- [Task brief]
Every entry below must be retyped exactly, and the pictures must be left out.

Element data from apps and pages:
-- Opening Marker --

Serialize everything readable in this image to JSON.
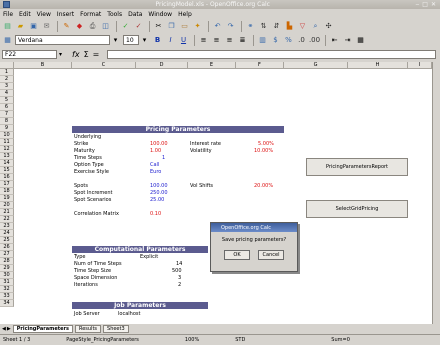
{
  "window": {
    "title": "PricingModel.xls - OpenOffice.org Calc"
  },
  "menus": [
    "File",
    "Edit",
    "View",
    "Insert",
    "Format",
    "Tools",
    "Data",
    "Window",
    "Help"
  ],
  "font": {
    "name": "Verdana",
    "size": "10"
  },
  "namebox": "F22",
  "fx_symbol": "fx",
  "sum_symbol": "Σ",
  "eq_symbol": "=",
  "columns": [
    "B",
    "C",
    "D",
    "E",
    "F",
    "G",
    "H",
    "I"
  ],
  "rows": [
    "1",
    "2",
    "3",
    "4",
    "5",
    "6",
    "7",
    "8",
    "9",
    "10",
    "11",
    "12",
    "13",
    "14",
    "15",
    "16",
    "17",
    "18",
    "19",
    "20",
    "21",
    "22",
    "23",
    "24",
    "25",
    "26",
    "27",
    "28",
    "29",
    "30",
    "31",
    "32",
    "33",
    "34"
  ],
  "sections": {
    "pricing": "Pricing Parameters",
    "computational": "Computational Parameters",
    "job": "Job Parameters"
  },
  "pricing_rows": [
    {
      "label": "Underlying",
      "value": "",
      "label2": "",
      "value2": ""
    },
    {
      "label": "Strike",
      "value": "100.00",
      "label2": "Interest rate",
      "value2": "5.00%"
    },
    {
      "label": "Maturity",
      "value": "1.00",
      "label2": "Volatility",
      "value2": "10.00%"
    },
    {
      "label": "Time Steps",
      "value": "1",
      "label2": "",
      "value2": ""
    },
    {
      "label": "Option Type",
      "value": "Call",
      "label2": "",
      "value2": ""
    },
    {
      "label": "Exercise Style",
      "value": "Euro",
      "label2": "",
      "value2": ""
    }
  ],
  "spot_rows": [
    {
      "label": "Spots",
      "value": "100.00",
      "label2": "Vol Shifts",
      "value2": "20.00%"
    },
    {
      "label": "Spot Increment",
      "value": "250.00",
      "label2": "",
      "value2": ""
    },
    {
      "label": "Spot Scenarios",
      "value": "25.00",
      "label2": "",
      "value2": ""
    }
  ],
  "correlation": {
    "label": "Correlation Matrix",
    "value": "0.10"
  },
  "comp_rows": [
    {
      "label": "Type",
      "value": "Explicit"
    },
    {
      "label": "Num of Time Steps",
      "value": "14"
    },
    {
      "label": "Time Step Size",
      "value": "500"
    },
    {
      "label": "Space Dimension",
      "value": "3"
    },
    {
      "label": "Iterations",
      "value": "2"
    }
  ],
  "job_rows": [
    {
      "label": "Job Server",
      "value": "localhost"
    }
  ],
  "buttons": {
    "pricing_report": "PricingParametersReport",
    "grid_pricing": "SelectGridPricing"
  },
  "dialog": {
    "title": "OpenOffice.org Calc",
    "message": "Save pricing parameters?",
    "ok": "OK",
    "cancel": "Cancel"
  },
  "tabs": [
    "PricingParameters",
    "Results",
    "Sheet3"
  ],
  "status": {
    "sheet": "Sheet 1 / 3",
    "style": "PageStyle_PricingParameters",
    "zoom": "100%",
    "mode": "STD",
    "sum": "Sum=0"
  }
}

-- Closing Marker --

- [Answer to this exercise]
Serialize everything readable in this image to JSON.
{
  "window": {
    "title": "PricingModel.xls - OpenOffice.org Calc"
  },
  "menus": [
    "File",
    "Edit",
    "View",
    "Insert",
    "Format",
    "Tools",
    "Data",
    "Window",
    "Help"
  ],
  "font": {
    "name": "Verdana",
    "size": "10"
  },
  "namebox": "F22",
  "fx_symbol": "fx",
  "sum_symbol": "Σ",
  "eq_symbol": "=",
  "columns": [
    "B",
    "C",
    "D",
    "E",
    "F",
    "G",
    "H",
    "I"
  ],
  "rows": [
    "1",
    "2",
    "3",
    "4",
    "5",
    "6",
    "7",
    "8",
    "9",
    "10",
    "11",
    "12",
    "13",
    "14",
    "15",
    "16",
    "17",
    "18",
    "19",
    "20",
    "21",
    "22",
    "23",
    "24",
    "25",
    "26",
    "27",
    "28",
    "29",
    "30",
    "31",
    "32",
    "33",
    "34"
  ],
  "sections": {
    "pricing": "Pricing Parameters",
    "computational": "Computational Parameters",
    "job": "Job Parameters"
  },
  "pricing_rows": [
    {
      "label": "Underlying",
      "value": "",
      "label2": "",
      "value2": ""
    },
    {
      "label": "Strike",
      "value": "100.00",
      "label2": "Interest rate",
      "value2": "5.00%"
    },
    {
      "label": "Maturity",
      "value": "1.00",
      "label2": "Volatility",
      "value2": "10.00%"
    },
    {
      "label": "Time Steps",
      "value": "1",
      "label2": "",
      "value2": ""
    },
    {
      "label": "Option Type",
      "value": "Call",
      "label2": "",
      "value2": ""
    },
    {
      "label": "Exercise Style",
      "value": "Euro",
      "label2": "",
      "value2": ""
    }
  ],
  "spot_rows": [
    {
      "label": "Spots",
      "value": "100.00",
      "label2": "Vol Shifts",
      "value2": "20.00%"
    },
    {
      "label": "Spot Increment",
      "value": "250.00",
      "label2": "",
      "value2": ""
    },
    {
      "label": "Spot Scenarios",
      "value": "25.00",
      "label2": "",
      "value2": ""
    }
  ],
  "correlation": {
    "label": "Correlation Matrix",
    "value": "0.10"
  },
  "comp_rows": [
    {
      "label": "Type",
      "value": "Explicit"
    },
    {
      "label": "Num of Time Steps",
      "value": "14"
    },
    {
      "label": "Time Step Size",
      "value": "500"
    },
    {
      "label": "Space Dimension",
      "value": "3"
    },
    {
      "label": "Iterations",
      "value": "2"
    }
  ],
  "job_rows": [
    {
      "label": "Job Server",
      "value": "localhost"
    }
  ],
  "buttons": {
    "pricing_report": "PricingParametersReport",
    "grid_pricing": "SelectGridPricing"
  },
  "dialog": {
    "title": "OpenOffice.org Calc",
    "message": "Save pricing parameters?",
    "ok": "OK",
    "cancel": "Cancel"
  },
  "tabs": [
    "PricingParameters",
    "Results",
    "Sheet3"
  ],
  "status": {
    "sheet": "Sheet 1 / 3",
    "style": "PageStyle_PricingParameters",
    "zoom": "100%",
    "mode": "STD",
    "sum": "Sum=0"
  }
}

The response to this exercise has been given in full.